- **Supplied material**:
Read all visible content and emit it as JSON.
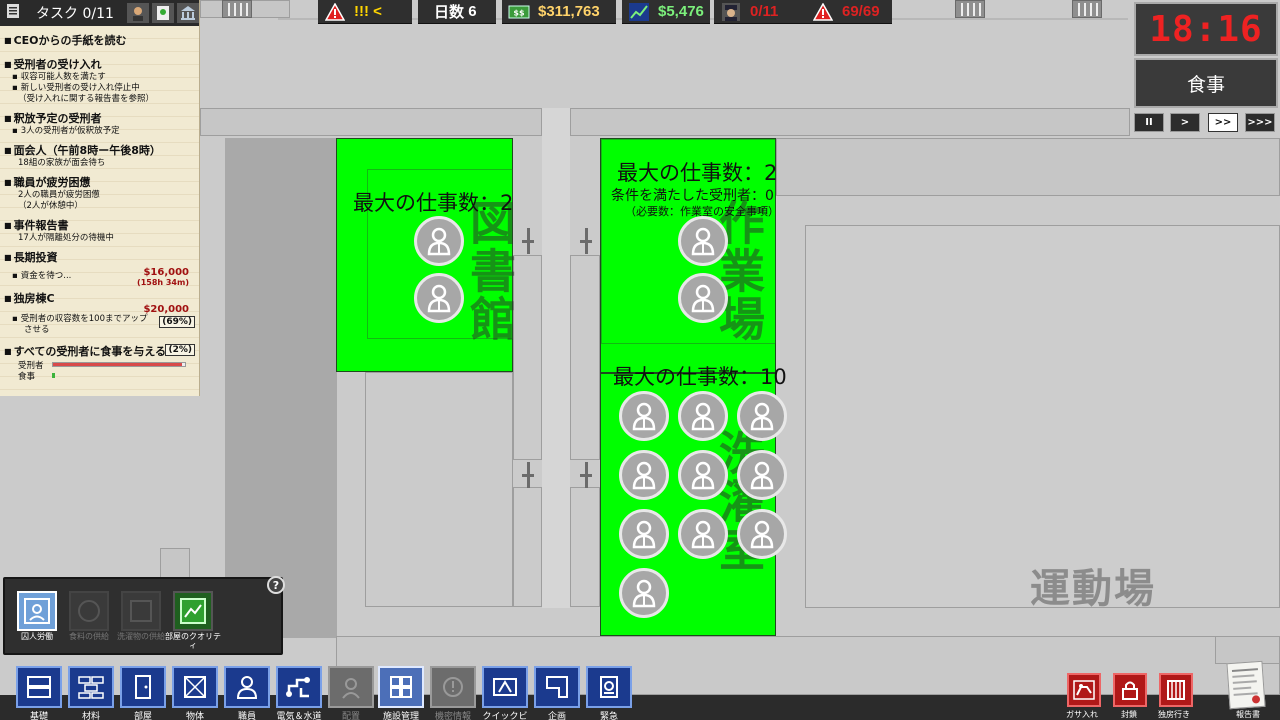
{
  "topbar": {
    "alerts": {
      "icon": "warning-triangle-icon",
      "value": "!!! <"
    },
    "days": {
      "label": "日数",
      "value": "6"
    },
    "cash": {
      "icon": "cash-icon",
      "value": "$311,763"
    },
    "income": {
      "icon": "trend-up-icon",
      "value": "$5,476"
    },
    "guards": {
      "icon": "guard-icon",
      "value": "0/11"
    },
    "danger": {
      "icon": "danger-triangle-icon",
      "value": "69/69"
    }
  },
  "tasks": {
    "header": "タスク 0/11",
    "items": [
      {
        "title": "CEOからの手紙を読む",
        "lines": []
      },
      {
        "title": "受刑者の受け入れ",
        "lines": [
          "収容可能人数を満たす",
          "新しい受刑者の受け入れ停止中",
          "（受け入れに関する報告書を参照）"
        ]
      },
      {
        "title": "釈放予定の受刑者",
        "lines": [
          "3人の受刑者が仮釈放予定"
        ]
      },
      {
        "title": "面会人（午前8時ー午後8時）",
        "lines": [
          "18組の家族が面会待ち"
        ]
      },
      {
        "title": "職員が疲労困憊",
        "lines": [
          "2人の職員が疲労困憊",
          "（2人が休憩中）"
        ]
      },
      {
        "title": "事件報告書",
        "lines": [
          "17人が隔離処分の待機中"
        ]
      },
      {
        "title": "長期投資",
        "lines": [
          "資金を待つ..."
        ],
        "money": "$16,000",
        "time": "(158h 34m)"
      },
      {
        "title": "独房棟C",
        "lines": [
          "受刑者の収容数を100までアップ",
          "させる"
        ],
        "money": "$20,000",
        "pct": "(69%)"
      },
      {
        "title": "すべての受刑者に食事を与える",
        "pct": "(2%)",
        "bars": [
          "受刑者",
          "食事"
        ],
        "bar_fill": [
          0.98,
          0.02
        ]
      }
    ]
  },
  "clock": {
    "time": "18:16",
    "phase": "食事"
  },
  "speed": [
    {
      "label": "II"
    },
    {
      "label": ">"
    },
    {
      "label": ">>"
    },
    {
      "label": ">>>"
    }
  ],
  "rooms": {
    "library": {
      "name": "図書館",
      "job_text": "最大の仕事数：2"
    },
    "workshop": {
      "name": "作業場",
      "job_text": "最大の仕事数：2",
      "qualified": "条件を満たした受刑者：0",
      "requirement": "（必要数：作業室の安全事項）"
    },
    "laundry": {
      "name": "洗濯室",
      "job_text": "最大の仕事数：10"
    },
    "yard": {
      "name": "運動場"
    }
  },
  "subpanel": {
    "items": [
      {
        "label": "囚人労働",
        "state": "active"
      },
      {
        "label": "食料の供給",
        "state": "disabled"
      },
      {
        "label": "洗濯物の供給",
        "state": "disabled"
      },
      {
        "label": "部屋のクオリティ",
        "state": "normal"
      }
    ],
    "help": "?"
  },
  "toolbar": {
    "tools": [
      {
        "label": "基礎",
        "icon": "foundation-icon",
        "state": "normal"
      },
      {
        "label": "材料",
        "icon": "bricks-icon",
        "state": "normal"
      },
      {
        "label": "部屋",
        "icon": "door-icon",
        "state": "normal"
      },
      {
        "label": "物体",
        "icon": "crate-icon",
        "state": "normal"
      },
      {
        "label": "職員",
        "icon": "staff-icon",
        "state": "normal"
      },
      {
        "label": "電気＆水道",
        "icon": "utilities-icon",
        "state": "normal"
      },
      {
        "label": "配置",
        "icon": "deploy-icon",
        "state": "disabled"
      },
      {
        "label": "施設管理",
        "icon": "grid-icon",
        "state": "selected"
      },
      {
        "label": "機密情報",
        "icon": "intel-icon",
        "state": "disabled"
      },
      {
        "label": "クイックビ",
        "icon": "quickbuild-icon",
        "state": "normal"
      },
      {
        "label": "企画",
        "icon": "planning-icon",
        "state": "normal"
      },
      {
        "label": "緊急",
        "icon": "emergency-icon",
        "state": "normal"
      }
    ],
    "right": [
      {
        "label": "ガサ入れ",
        "icon": "search-dog-icon"
      },
      {
        "label": "封鎖",
        "icon": "lock-icon"
      },
      {
        "label": "独房行き",
        "icon": "cell-icon"
      }
    ],
    "reports": {
      "label": "報告書",
      "icon": "report-icon"
    }
  }
}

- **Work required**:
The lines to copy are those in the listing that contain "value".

- **Answer area**:
      "value": "!!! <"
      "value": "6"
      "value": "$311,763"
      "value": "$5,476"
      "value": "0/11"
      "value": "69/69"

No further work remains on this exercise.